Premier Gladys Berejiklian told a housing affordability forum at Menai the government was considering fast-tracking the approvals process for duplex homes in some areas.
Ms Berejiklian said duplexes in certain areas could be made complying development.
At present, development applications (DAs) for duplexes or dual occupancies – two homes on one block, which is often subdivided to provide separate title – require council assessment.
The proposed change would allow applications, providing they met specific criteria, to be determined by a council or accredited private certifier without the need for a full DA.
The government is already experiencing strong opposition from some councils to moves to make town houses, terraces and manor houses complying development.
Sutherland Shire has had a surge in duplex DAs since changes were made in the 2015 local environmental plan.
Chief executive of Masterton Homes, David Masterton, told the forum, “duplexes and triplexes are a more affordable way of providing housing, but, from when the customer pays a deposit to when we start [building], can range from 12 months to two years”.
“Will the government consider treating them as complying development?” he asked.
Ms Berejiklian said, “We support a ‘horses for courses’ approach in different areas”.
“I think in some areas there is an opportunity for us to do that.
“Watch this space”.
Ms Berejiklian was delayed in traffic, arriving about 45 minutes late for the forum at Club Central on Thursday night.
About 60 people attended the invitation-only event, which was organised by Heathcote MP Lee Evans.
They included representatives of “stakeholders”, from churches, charities and community organisations to real estate agents, banks, developers, community housing providers and Sutherland Shire Council.
Planning Minister Anthony Roberts said of the housing situation, “There is a crisis here and we are at the tipping point”.
Mr Roberts said he believed supplying more homes was 90 per cent of the solution.
He blamed the former Labor government for not providing enough new homes, with Premier Bob Carr declaring, “Sydney is full”.
Mr Roberts said, under the present government, new home building had reached record levels.
“We have to make touch choices and take the community with us”, he said.
Mr Roberts said Sutherland Shire was “a great example of local and state governments working together to provide diversity in housing.
Diversity included “the missing middle” – townhouses, terrace houses and manor houses.

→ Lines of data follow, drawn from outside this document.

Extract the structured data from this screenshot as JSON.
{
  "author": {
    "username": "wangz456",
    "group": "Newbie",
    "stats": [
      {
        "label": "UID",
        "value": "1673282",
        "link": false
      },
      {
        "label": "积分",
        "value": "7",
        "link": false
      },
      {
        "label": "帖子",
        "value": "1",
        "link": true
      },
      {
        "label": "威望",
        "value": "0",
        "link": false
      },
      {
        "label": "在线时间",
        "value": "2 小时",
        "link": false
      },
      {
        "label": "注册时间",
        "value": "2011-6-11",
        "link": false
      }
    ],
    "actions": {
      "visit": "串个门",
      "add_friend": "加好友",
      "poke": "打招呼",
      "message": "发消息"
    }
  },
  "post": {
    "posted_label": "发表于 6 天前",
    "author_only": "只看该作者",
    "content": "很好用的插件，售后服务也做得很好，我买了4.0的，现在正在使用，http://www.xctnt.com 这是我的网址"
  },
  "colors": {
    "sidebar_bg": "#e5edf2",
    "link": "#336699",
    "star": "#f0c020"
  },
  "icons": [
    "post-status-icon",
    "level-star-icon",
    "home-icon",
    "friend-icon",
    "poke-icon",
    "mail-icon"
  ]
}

Mr Roberts was asked whether young home buyers had unrealistic expectations, compared with earlier generations who started in two and three bedroom homes.
Mr Roberts said the government wanted to give people choice and “empower” them.
He said some people would choose larger homes and be prepared to travel further to work.
However, key workers, such as police and nurses, should be able to obtain affordable housing closer to work, he said.
Mr Roberts said some buyers in new apartment developments close to transport were prepared to forego a parking space and save $60,000 to $80,000 on the cost of their home.
The developer of a new project with 77 apartments next to Heathcote station said he was required to provide 140 car spaces, with the cost having to be passed on to buyers.
He also asked for more land in the Menai area to be “unlocked”.
Chief executive of the Greater Sydney Commission Sarah Hill said, following public consultation on the draft Sydney South Plan, “we have been meeting with stakeholders and refining our approach”.
Ms Hill said submissions had called for quality in new homes, maintaining the character of the area and aligning development with with infrastructure.
”We are hearing that loud and clear,” she said.
Sutherland Shire mayor Carmelo Pesce told the Premier the council was committed to working with the government on providing more affordable housing and new infrastructure.
Cr Pesce said the council also believed it was important to maintain the character of the area.